The "it" Osterholm refers to is a nasty strain of influenza A known as H5N1, so named because of the hemagglutinin (H) and neuraminidase (N) proteins on the virus's outer shell. Though flu is notoriously unpredictable, H5N1 is currently considered the leading candidate to spark the next pandemic.
With 500 years of history to guide them, experts say flu pandemics are inevitable.
The highly unstable RNA viruses are constantly recombining (mutating) and reassorting (swapping genes with each other). The result: new forms of flu are always finding ways to slip past the immune system's sentries to pick the lock of the human respiratory tract.
When an entirely new version appears, one to which no one has any immunity, a pandemic occurs. And with 36 years having elapsed since the last pandemic, experts warn another could come at any time.
The thought of an H5N1 pandemic chills the hearts of those who've been following the virus's evolution since it was first known to have infected humans, in Hong Kong in 1997.
Dr. Keiji Fukuda of the CDC's flu branch investigated the Hong Kong outbreak and others since.
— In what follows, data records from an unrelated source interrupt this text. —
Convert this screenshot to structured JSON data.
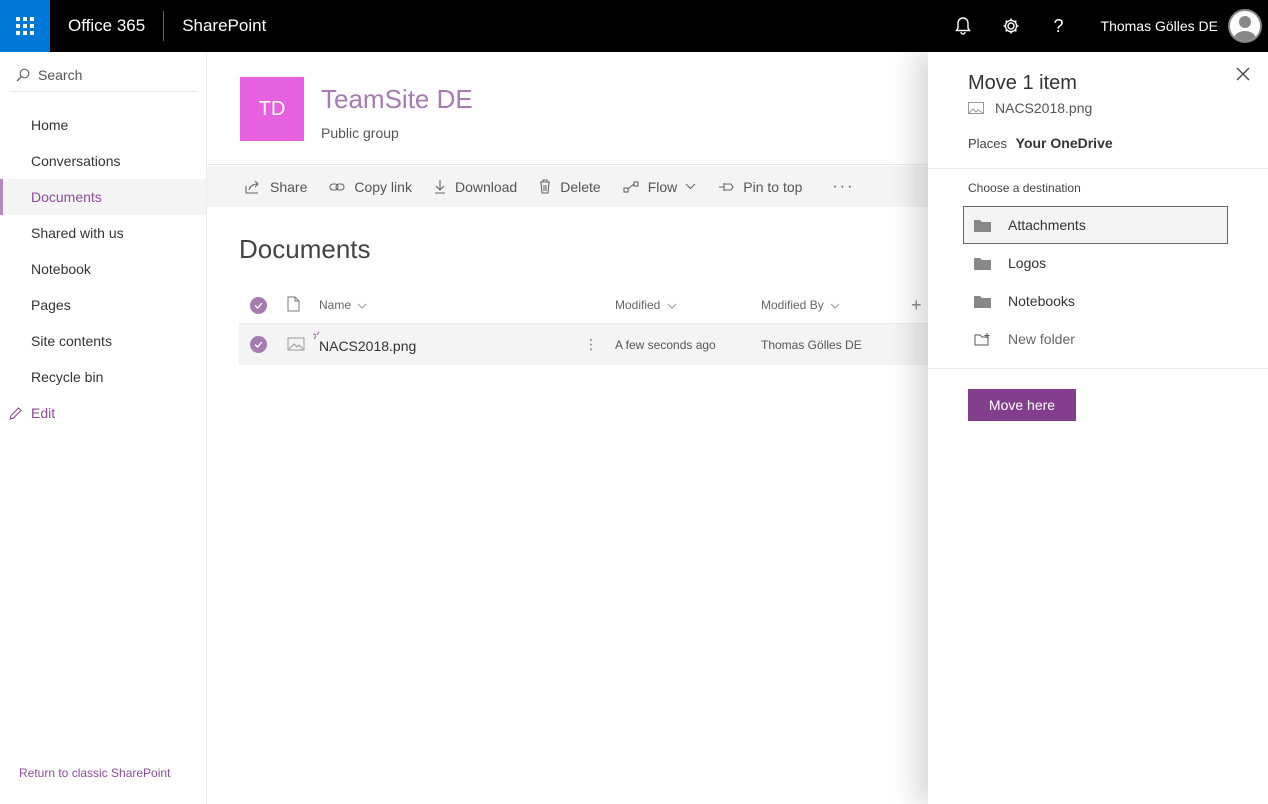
{
  "suitebar": {
    "brand": "Office 365",
    "app": "SharePoint",
    "user_name": "Thomas Gölles DE",
    "help_glyph": "?"
  },
  "leftnav": {
    "search_label": "Search",
    "items": [
      {
        "label": "Home"
      },
      {
        "label": "Conversations"
      },
      {
        "label": "Documents"
      },
      {
        "label": "Shared with us"
      },
      {
        "label": "Notebook"
      },
      {
        "label": "Pages"
      },
      {
        "label": "Site contents"
      },
      {
        "label": "Recycle bin"
      }
    ],
    "selected_index": 2,
    "edit_label": "Edit",
    "return_link": "Return to classic SharePoint"
  },
  "site": {
    "logo_initials": "TD",
    "logo_color": "#e660e0",
    "title": "TeamSite DE",
    "subtitle": "Public group"
  },
  "commands": {
    "share": "Share",
    "copy_link": "Copy link",
    "download": "Download",
    "delete": "Delete",
    "flow": "Flow",
    "pin": "Pin to top",
    "more": "···"
  },
  "library": {
    "title": "Documents",
    "columns": {
      "name": "Name",
      "modified": "Modified",
      "modified_by": "Modified By",
      "add": "+"
    },
    "rows": [
      {
        "name": "NACS2018.png",
        "modified": "A few seconds ago",
        "modified_by": "Thomas Gölles DE",
        "more": "⋮"
      }
    ]
  },
  "panel": {
    "title": "Move 1 item",
    "file_name": "NACS2018.png",
    "places_label": "Places",
    "places_value": "Your OneDrive",
    "choose_label": "Choose a destination",
    "destinations": [
      {
        "label": "Attachments"
      },
      {
        "label": "Logos"
      },
      {
        "label": "Notebooks"
      }
    ],
    "selected_index": 0,
    "new_folder_label": "New folder",
    "move_button": "Move here"
  },
  "colors": {
    "accent": "#833f8e",
    "accent_light": "#a67bb2",
    "waffle": "#0078d7"
  }
}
He sighs softly when asked whether the prospect of an H5N1 pandemic robs him of sleep.
"More nights than I like," admits Fukuda, head of epidemiology for the branch.
Fukuda chooses his words with care. He often describes H5N1 developments as "spooky," the closest he gets to hyperbole.
"When a pandemic will occur and what the agent might be is completely unknowable," he says.
"Nonetheless I think that all of us are definitely working under an increased sense of urgency because of all of the events that have gone on in Asia. . . .
"We know that we're not adequately prepared. And to that extent we are pushing things pretty urgently."
Since the beginning of the year H5N1 has killed millions of chickens and forced the culling of tens of millions more in at least nine Southeast Asian countries.
It has defied longstanding flu dogma by directly infecting and killing mammals previously thought to be immune to an avian virus, house cats, leopards and tigers among them.
It's also killed 32 of the 42 people - mainly children and young adults - known to have caught it in Vietnam and Thailand. There is much suspicion in the flu world that other deaths elsewhere have gone unreported.
Efforts to eradicate the virus from chicken stocks have so far failed. Some believe the virus has become endemic in a region where dense human populations live cheek by jowl with animals that can be a mixing bowl for virus reassortment.
Factor in the inadequacy of the international vaccine system, which under current regulatory rules could only produce enough pandemic vaccine for a fraction of the world's people, add the lack of surge capacity in hospitals the world over and the picture looks bleak, says Osterholm, who is also director of the Center for Infectious Disease Research and Policy at the University of Minnesota.
"You keep adding all these things up and you see - we are talking about a perfect storm."
More worrisome still is the fact that H5N1 is currently behaving much like the dreaded Spanish flu, which had the astonishing capacity to swiftly kill people in the prime of life.
Flu generally kills the old and the very young; it weakens their systems, making them prey to secondary infections like pneumonias which they can't fight.
But the Spanish flu was different. It's believed that virus sparked what's called a cytokine storm - a cascading hyper-reaction of the immune system so severe that attacking the invader actually killed the host.
"Everything that we're seeing in the virus-host interaction in Southeast Asia says cytokine storm," Osterholm says.
If H5N1 becomes a pandemic strain and retains that fearsome feature, in addition to the very young and the very old - flu's normal targets - young, healthy people with robust immune systems would be at great risk.